Forest Service officials have dusted off a twenty-six-year-old Environmental Impact Statement (EIS) for the “Canyon” uranium mine and determined that no new environmental review is needed before the mothballed mine is allowed to reopen. Crews are currently enlarging a water-retention catchment for the seventeen-acre site that was prepared to begin mining operations before a drop in uranium prices caused its closure in 1992.
Located just a few miles south of the main entrance to Grand Canyon National Park, the Canyon Mine was the center of a prolonged controversy when it was originally proposed and approved. Public concerns were raised about potential harms caused by uranium mining to the region’s recreational, wildlife, and watershed uses.

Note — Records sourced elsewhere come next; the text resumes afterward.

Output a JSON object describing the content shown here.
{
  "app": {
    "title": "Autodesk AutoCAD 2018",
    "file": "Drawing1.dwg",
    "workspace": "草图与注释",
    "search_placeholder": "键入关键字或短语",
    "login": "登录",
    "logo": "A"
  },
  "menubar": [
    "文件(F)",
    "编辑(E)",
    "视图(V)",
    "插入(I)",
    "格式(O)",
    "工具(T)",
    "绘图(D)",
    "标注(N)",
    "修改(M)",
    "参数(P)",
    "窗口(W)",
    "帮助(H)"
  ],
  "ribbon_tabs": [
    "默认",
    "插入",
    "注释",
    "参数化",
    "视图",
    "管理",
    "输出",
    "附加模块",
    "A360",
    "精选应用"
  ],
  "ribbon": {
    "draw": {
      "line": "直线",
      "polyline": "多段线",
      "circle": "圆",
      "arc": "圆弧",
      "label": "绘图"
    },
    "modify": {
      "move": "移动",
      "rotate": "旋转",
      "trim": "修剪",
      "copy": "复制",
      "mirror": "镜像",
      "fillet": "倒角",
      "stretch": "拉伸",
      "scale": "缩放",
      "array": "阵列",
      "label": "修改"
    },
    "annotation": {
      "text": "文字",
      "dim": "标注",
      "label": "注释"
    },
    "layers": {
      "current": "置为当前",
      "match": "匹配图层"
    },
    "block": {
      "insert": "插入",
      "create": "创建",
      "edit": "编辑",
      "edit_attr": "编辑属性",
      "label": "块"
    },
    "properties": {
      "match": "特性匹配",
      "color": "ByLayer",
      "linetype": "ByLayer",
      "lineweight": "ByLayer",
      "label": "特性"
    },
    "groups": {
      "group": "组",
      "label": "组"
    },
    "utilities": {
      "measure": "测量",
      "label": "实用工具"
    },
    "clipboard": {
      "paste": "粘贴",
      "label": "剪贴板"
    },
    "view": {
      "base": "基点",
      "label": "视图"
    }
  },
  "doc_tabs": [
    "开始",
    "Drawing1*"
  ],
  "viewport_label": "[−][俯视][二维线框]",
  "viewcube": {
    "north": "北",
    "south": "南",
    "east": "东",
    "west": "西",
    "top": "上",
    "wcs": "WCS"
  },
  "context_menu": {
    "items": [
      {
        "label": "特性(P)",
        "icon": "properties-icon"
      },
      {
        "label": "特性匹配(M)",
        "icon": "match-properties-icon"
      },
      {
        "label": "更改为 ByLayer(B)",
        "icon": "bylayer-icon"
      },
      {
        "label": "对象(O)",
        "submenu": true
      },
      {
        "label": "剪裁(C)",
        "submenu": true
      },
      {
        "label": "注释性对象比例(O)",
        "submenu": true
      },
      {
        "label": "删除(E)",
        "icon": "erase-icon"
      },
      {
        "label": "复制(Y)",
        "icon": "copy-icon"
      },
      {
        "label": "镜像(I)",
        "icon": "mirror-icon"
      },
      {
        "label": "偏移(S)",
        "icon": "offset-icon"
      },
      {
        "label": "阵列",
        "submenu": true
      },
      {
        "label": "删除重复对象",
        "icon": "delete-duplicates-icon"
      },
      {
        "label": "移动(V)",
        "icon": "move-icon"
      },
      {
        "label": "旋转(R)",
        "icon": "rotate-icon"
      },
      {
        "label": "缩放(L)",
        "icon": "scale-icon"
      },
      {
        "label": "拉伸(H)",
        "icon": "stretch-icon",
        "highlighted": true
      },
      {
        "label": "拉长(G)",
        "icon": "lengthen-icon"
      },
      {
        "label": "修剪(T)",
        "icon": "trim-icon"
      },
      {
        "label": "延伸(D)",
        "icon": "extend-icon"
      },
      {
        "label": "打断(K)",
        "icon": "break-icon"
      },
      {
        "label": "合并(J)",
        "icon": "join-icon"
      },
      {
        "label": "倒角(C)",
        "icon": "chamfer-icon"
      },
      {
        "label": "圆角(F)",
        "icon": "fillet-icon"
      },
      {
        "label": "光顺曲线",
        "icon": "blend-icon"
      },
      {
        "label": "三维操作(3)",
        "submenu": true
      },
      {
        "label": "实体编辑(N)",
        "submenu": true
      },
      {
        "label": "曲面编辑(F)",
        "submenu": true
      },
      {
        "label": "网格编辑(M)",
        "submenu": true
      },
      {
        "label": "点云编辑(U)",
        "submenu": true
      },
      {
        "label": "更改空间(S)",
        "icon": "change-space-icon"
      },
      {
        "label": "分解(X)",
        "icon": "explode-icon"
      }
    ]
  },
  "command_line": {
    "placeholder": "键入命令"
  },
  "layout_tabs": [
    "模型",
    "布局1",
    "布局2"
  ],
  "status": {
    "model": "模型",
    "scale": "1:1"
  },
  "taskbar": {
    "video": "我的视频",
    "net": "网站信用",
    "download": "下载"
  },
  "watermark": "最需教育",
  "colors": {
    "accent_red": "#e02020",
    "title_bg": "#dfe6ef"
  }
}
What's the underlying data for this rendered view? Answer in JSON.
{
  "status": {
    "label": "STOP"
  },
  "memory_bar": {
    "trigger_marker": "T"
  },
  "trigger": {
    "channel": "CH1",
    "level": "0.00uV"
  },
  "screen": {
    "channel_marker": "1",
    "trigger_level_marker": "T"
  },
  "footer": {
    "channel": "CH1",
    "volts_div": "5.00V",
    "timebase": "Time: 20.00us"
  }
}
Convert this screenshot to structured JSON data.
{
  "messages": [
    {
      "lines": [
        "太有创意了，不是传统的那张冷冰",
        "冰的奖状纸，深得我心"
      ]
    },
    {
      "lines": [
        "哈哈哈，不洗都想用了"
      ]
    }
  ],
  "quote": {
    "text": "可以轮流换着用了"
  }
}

Tourism businesses objected to industrial development and truck traffic and conflicts with millions of Grand Canyon visitors. The Havasupai Tribe opposed the mine because it threatened to contaminate their sole source of water and to desecrate Red Butte, one of the most sacred areas within their aboriginal homeland.
In announcing his decision not to update the 1986 EIS or to allow public review of the decision, Kaibab Forest Supervisor Mike Williams “concluded that no modification or amendment to the existing Plan of Operation is necessary; that no correction, supplementation, or revision to the environmental document is required; and that operations at the Canyon Mine may continue as a result of no further federal authorization being required.”
The Trust, Havasupai Tribe, and allies disagree with the factual basis of the decision and intend to challenge it. For example, the originally approved plan did not anticipate a need to expand the water retention basin or to issue a new permit to log old-growth ponderosa pine and other trees along the 6.3-mile power line that was built to deliver electricity to the mine. Nor did the recent decision recognize any need to solicit public input regarding new
scientific evidence about uranium mining risks to watersheds, designation of Red Butte as a “Traditional Cultural Property,” and re-introduction of endangered condors to the area.
In appealing our legal case against a similar federal decision, the attorney representing the Trust and co-plaintiffs argued that the Bureau of Land Management’s failure to update a 24-year-old plan of operations, allowed the mine to be closed indefinitely and, decades later, to reappear under an outdated plan and without an environmental review that includes new information and input from today’s living stakeholders. Such an interpretation ignores new regulations adopted in 2000 that were meant to prevent just that. Attorney Neil Levine said, “They are like zombies…they just keep coming up, and they could come up fifty years from now.”
For more information about the Canyon Mine and decision by the U.S. Forest Service to allow it to re-open, please click here.